Published in the Gastonia Gazette on 25 March 1971

I responded a few days later after thinking long and hard about my brother's I said he is always thought-provoking:

I believe you have it right and I did not. Your analogy about the general is completely valid and really made your point. It doesn't come with so much associated anger as a child killer. I think your point about punishment motivating the judge is particularly on point.

I also agree that being eligible for parole after such a short time is totally unbelievable and I now understand why the "do the crime, do the time" movement got so popular.

My brother ended the exchange explaining his thoughts on parole:

I think about parole differently depending on the nature of the crime and criminal.  The guys who are running the prisons obviously want well behaved inmates, so I understand if good behavior is rewarded with a better chance at parole.  But it should only by 10 - 15% shorter sentence, not the incredible case below where a 10 - life term is eligible for parole in 3 years.  In cases where the primary point of the incarceration is punishment, then I don't think there should be any lessening of the sentence, except for the small reward for good behavior noted above.  In cases where rehabilitation is possible, such as someone whose crime was motivated by a drug addiction, then I think that inmate could be offered parole much sooner provided their addiction is overcome.

This is just one of the many reasons I love my baby brother so much. He keeps me on my toes. You can't have these types of conversations with just anyone. Plus he uses semicolons properly. What's not to love? I haven't got him totally interested in genealogy yet, but he is intrigued by DNA ethnicity results so I believe I've got a chance. What do you think?

Tuesday, June 3, 2014

Guest Blog: Am I Related? Definitely.

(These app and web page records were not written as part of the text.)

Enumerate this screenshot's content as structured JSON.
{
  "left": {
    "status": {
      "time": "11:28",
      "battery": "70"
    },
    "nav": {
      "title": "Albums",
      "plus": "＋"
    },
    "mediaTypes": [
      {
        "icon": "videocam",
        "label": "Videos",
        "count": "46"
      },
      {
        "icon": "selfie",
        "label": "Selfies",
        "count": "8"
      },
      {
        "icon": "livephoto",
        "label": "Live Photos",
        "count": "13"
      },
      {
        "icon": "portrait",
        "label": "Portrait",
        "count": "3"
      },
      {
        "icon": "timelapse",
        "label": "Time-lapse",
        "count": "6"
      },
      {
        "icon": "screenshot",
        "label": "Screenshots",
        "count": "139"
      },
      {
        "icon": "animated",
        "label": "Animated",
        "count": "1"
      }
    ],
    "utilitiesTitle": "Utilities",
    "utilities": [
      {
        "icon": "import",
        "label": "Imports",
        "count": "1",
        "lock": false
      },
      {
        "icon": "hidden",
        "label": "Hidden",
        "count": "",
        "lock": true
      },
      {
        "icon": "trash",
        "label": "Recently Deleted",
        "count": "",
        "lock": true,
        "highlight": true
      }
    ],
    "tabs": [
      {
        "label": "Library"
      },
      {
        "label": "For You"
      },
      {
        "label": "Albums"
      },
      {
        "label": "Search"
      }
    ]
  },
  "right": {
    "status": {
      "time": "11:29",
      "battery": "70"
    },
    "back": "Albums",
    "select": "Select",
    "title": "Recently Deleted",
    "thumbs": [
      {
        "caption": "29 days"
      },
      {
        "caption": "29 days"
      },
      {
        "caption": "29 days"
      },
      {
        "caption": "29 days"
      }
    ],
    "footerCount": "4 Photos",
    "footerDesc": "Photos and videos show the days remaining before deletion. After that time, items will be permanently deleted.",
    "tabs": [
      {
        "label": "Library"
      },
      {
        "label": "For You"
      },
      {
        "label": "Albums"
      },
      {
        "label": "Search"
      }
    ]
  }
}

Maybe.

My fourth cousin once removed, Sarah Semple, reached out to me through about a year ago. And what a treasure she has turned out to be. She lives in New Zealand, has written several books about genealogy, which are all fascinating; helped me with my great great grandmother Margaret Semple's family, immediate and extended; and taught me to really put records about a person in context with other people in their lives to determine if they really belong to "my" person. 

So over to Sarah...

New Zealand has a population of over 4.4 million people.  If you want to track down a Semple amongst the population, you will find 22 entries in the electronic white pages, of whom four are directly related to me (mother, brother, cousins).  The Semple name would not mean anything to people in New Zealand if it hadn’t been for Robert (Bob) Semple (1873-1955) – coalminer, trade unionist, politician and general stirrer.

The Honorable Robert Semple, New Zealand Minister
for Public Works and Transport, 1935

Bob was born on 21 October 1873 at Crudine Creek, near Sofala, on the New South Wales goldfields in Australia.  He joined the mining union, often getting involved in lengthy, bitter and violent disputes.  When he became blacklisted in Australia, he moved to New Zealand and soon involved himself in the mining unions of his adopted country.  He was known as “Bob the Ranter” or “Fighting Bob”. He was jailed in 1913 for supporting the general strike and again in 1916 after fighting conscription for overseas service.

Bob then entered politics, serving nine terms as a Labour Member of Parliament and held a number of infrastructure portfolios, such as Minister of Public Works and Minister of Railways.  He was flamboyant, colourful and devoted to the task of making working class lives better.

When people find out my family name, their next comment is usually “I hope that you are not related to that stirrer Bob Semple”.  I have not been able to identify any links to Bob Semple, however his wife Margaret McNair (1876-1967) is definitely related to me.  Her grandfather Thomas McNair and my great great great grandmother were brother and sister.

Margaret (McNair) Semple and her husband, Bob

So while I can claim to have no “stirrers” blood in me, I can say with a grin on my face, that my family is obviously attracted to stirrers.